“She was important because she was a woman, a lay woman and a pioneer of consecrated laity,” who anticipated “the Second Vatican Council’s universal call for sainthood,” said Pina Milana, director of Instituto Secular Operarias Parroquiales Magdalena Aulina.
Cardinal Lluís Martínez Sistach of Barcelona closed the diocesan process for the canonization of Magdalena Aulina on Feb. 9.
On Feb. 15, the documents from the diocesan phase were submitted to the Congregation for the Causes of Saints at the Vatican.
Milana explained to CNA that this means her canonization process is now entering a second phase, known as “the Roman phase,” which will involve her life and heroic virtues being studied in greater depth.
The investigation process for her beatification initially began over six years ago on Nov. 3, 2006.
“We completely trust God and in the wisdom of the Holy Church that Magdalena Aulina will be presented as a model of daily holiness for the diocesan and universal Church,” Milana stated.
“The strength of prayer of the whole Institute and of the Aulina family will be our support and hope in this new phase,” she said.
Magdalena Aulina Saurina was born in 1897 in Bañolas, a Catalan town in northern Spain, to a wool and coal merchant and a woman of deep religious beliefs.
At the age of 15 she read the biography of Saint Gemma Galgani, known for her imitation of the passion of Christ and for receiving his wounds, and was inspired to follow her lifestyle.
“She was determined and clairvoyant woman of faith and hope with a boundless love for Christ, his Church and the human person, regardless of their social class or religious idea,” said Milana.
In 1916, Magdalena organized a month devoted to Mary with the children of Bañolas.
She felt she had a religious vocation but she also wanted to live like St. Gemma, who was a secular.
In 1921 she fell ill with problems in her heart and head, which worsened two years later.
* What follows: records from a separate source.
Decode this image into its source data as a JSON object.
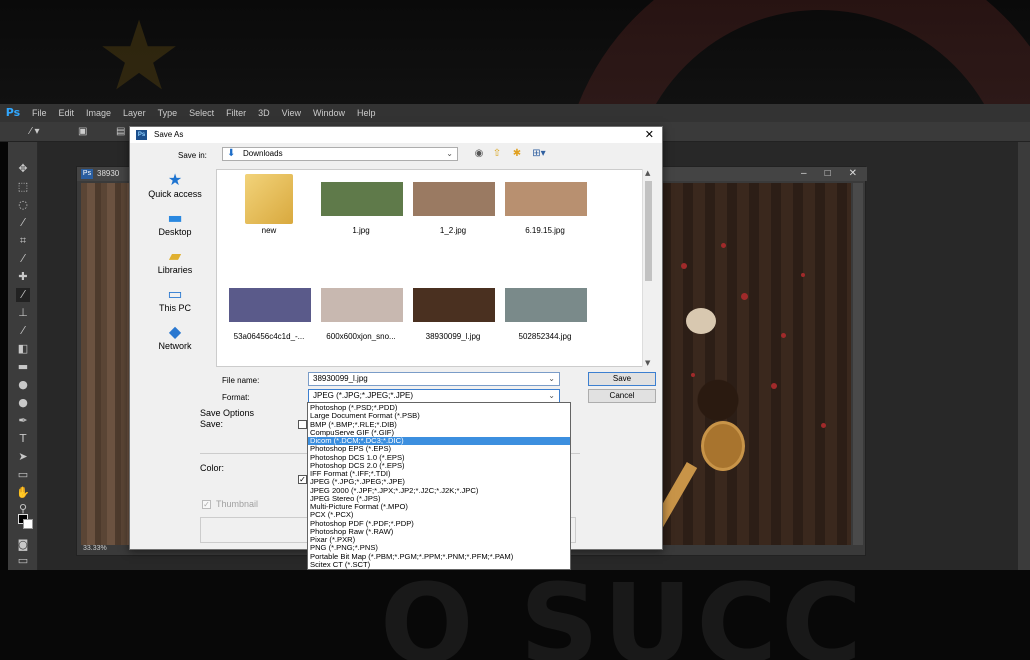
{
  "ps": {
    "logo": "Ps",
    "menu": [
      "File",
      "Edit",
      "Image",
      "Layer",
      "Type",
      "Select",
      "Filter",
      "3D",
      "View",
      "Window",
      "Help"
    ],
    "doc_tab": "38930",
    "zoom": "33.33%"
  },
  "dialog": {
    "title": "Save As",
    "save_in_label": "Save in:",
    "save_in_value": "Downloads",
    "sidebar": [
      {
        "label": "Quick access",
        "icon": "star-icon"
      },
      {
        "label": "Desktop",
        "icon": "desktop-icon"
      },
      {
        "label": "Libraries",
        "icon": "libraries-icon"
      },
      {
        "label": "This PC",
        "icon": "computer-icon"
      },
      {
        "label": "Network",
        "icon": "network-icon"
      }
    ],
    "files": [
      {
        "name": "new",
        "kind": "folder",
        "color": "#e8c45a"
      },
      {
        "name": "1.jpg",
        "kind": "image",
        "color": "#5f7a4a"
      },
      {
        "name": "1_2.jpg",
        "kind": "image",
        "color": "#9a7a62"
      },
      {
        "name": "6.19.15.jpg",
        "kind": "image",
        "color": "#b89070"
      },
      {
        "name": "53a06456c4c1d_-...",
        "kind": "image",
        "color": "#5a5a8a"
      },
      {
        "name": "600x600xjon_sno...",
        "kind": "image",
        "color": "#c8b8b0"
      },
      {
        "name": "38930099_l.jpg",
        "kind": "image",
        "color": "#4a3020"
      },
      {
        "name": "502852344.jpg",
        "kind": "image",
        "color": "#7a8a8a"
      }
    ],
    "file_name_label": "File name:",
    "file_name_value": "38930099_l.jpg",
    "format_label": "Format:",
    "format_value": "JPEG (*.JPG;*.JPEG;*.JPE)",
    "save_label": "Save",
    "cancel_label": "Cancel",
    "save_options_label": "Save Options",
    "save_label_sub": "Save:",
    "color_label": "Color:",
    "thumbnail_label": "Thumbnail"
  },
  "format_options": [
    "Photoshop (*.PSD;*.PDD)",
    "Large Document Format (*.PSB)",
    "BMP (*.BMP;*.RLE;*.DIB)",
    "CompuServe GIF (*.GIF)",
    "Dicom (*.DCM;*.DC3;*.DIC)",
    "Photoshop EPS (*.EPS)",
    "Photoshop DCS 1.0 (*.EPS)",
    "Photoshop DCS 2.0 (*.EPS)",
    "IFF Format (*.IFF;*.TDI)",
    "JPEG (*.JPG;*.JPEG;*.JPE)",
    "JPEG 2000 (*.JPF;*.JPX;*.JP2;*.J2C;*.J2K;*.JPC)",
    "JPEG Stereo (*.JPS)",
    "Multi-Picture Format (*.MPO)",
    "PCX (*.PCX)",
    "Photoshop PDF (*.PDF;*.PDP)",
    "Photoshop Raw (*.RAW)",
    "Pixar (*.PXR)",
    "PNG (*.PNG;*.PNS)",
    "Portable Bit Map (*.PBM;*.PGM;*.PPM;*.PNM;*.PFM;*.PAM)",
    "Scitex CT (*.SCT)"
  ],
  "format_selected_index": 4,
  "colors": {
    "ps_blue": "#31a8ff",
    "selection": "#3c8fdf",
    "folder_blue": "#1e6ec8"
  }
}
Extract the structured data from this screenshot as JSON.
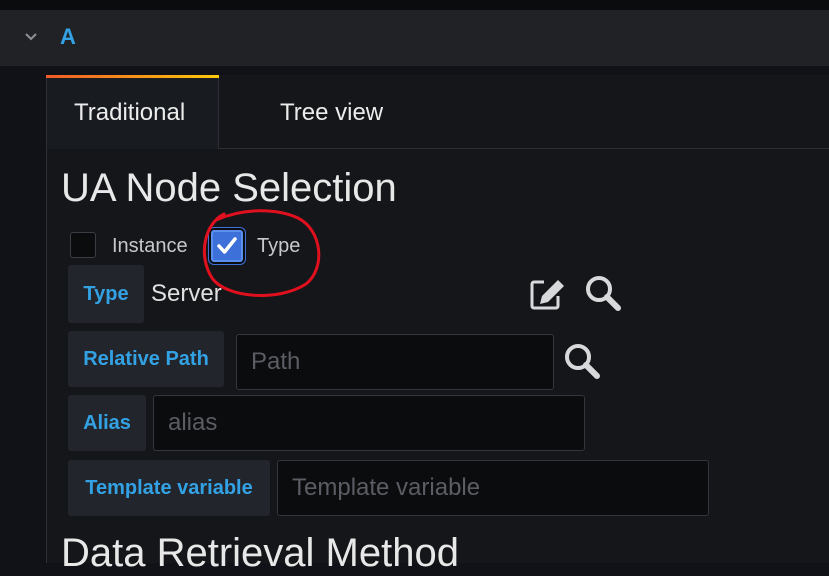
{
  "query": {
    "name": "A"
  },
  "tabs": [
    {
      "label": "Traditional",
      "active": true
    },
    {
      "label": "Tree view",
      "active": false
    }
  ],
  "node_selection": {
    "title": "UA Node Selection",
    "instance_label": "Instance",
    "instance_checked": false,
    "type_label": "Type",
    "type_checked": true,
    "type_field_label": "Type",
    "type_value": "Server",
    "relative_path_label": "Relative Path",
    "relative_path_placeholder": "Path",
    "alias_label": "Alias",
    "alias_placeholder": "alias",
    "template_variable_label": "Template variable",
    "template_variable_placeholder": "Template variable"
  },
  "data_retrieval": {
    "title": "Data Retrieval Method"
  },
  "colors": {
    "accent_blue": "#33a2e5",
    "checkbox_blue": "#3d71d9",
    "annotation_red": "#e0101e",
    "tab_gradient_start": "#f05a28",
    "tab_gradient_end": "#fbca0a"
  }
}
She prayed a novena to St. Gemma and was healed. Her doctors said her healing could not be explained.
Magdalena then had mystical visions of the saint that led her to promote her veneration and the building of a fountain in Bañolas dedicated to the saint, who was at the time being beatified.
She founded an association in Banyoles in 1922, which combined promoting religious life with Christian education for children. It offered a place of retreat and recreation for girls who did not attend school, as well as literacy classes and vocational training.
“Her new way of living complete consecration to God in the midst of the world, among people, to be leaven in the dough, attracted a multitude of people,” said the director of the Institute promoting her canonization.
“And thanks to her faith, today her “Instituto Secular Operarias Parroquiales” is present in Spain, Italy, France, Puerto Rico, Paraguay, Equatorial Guinea and the Democratic Republic of Congo.
She moved in together with other girls who shared her mission in 1931 and went on to make vows of chastity, poverty and obedience.
Magdalena Aulina died in Barcelona on May 15, 1956.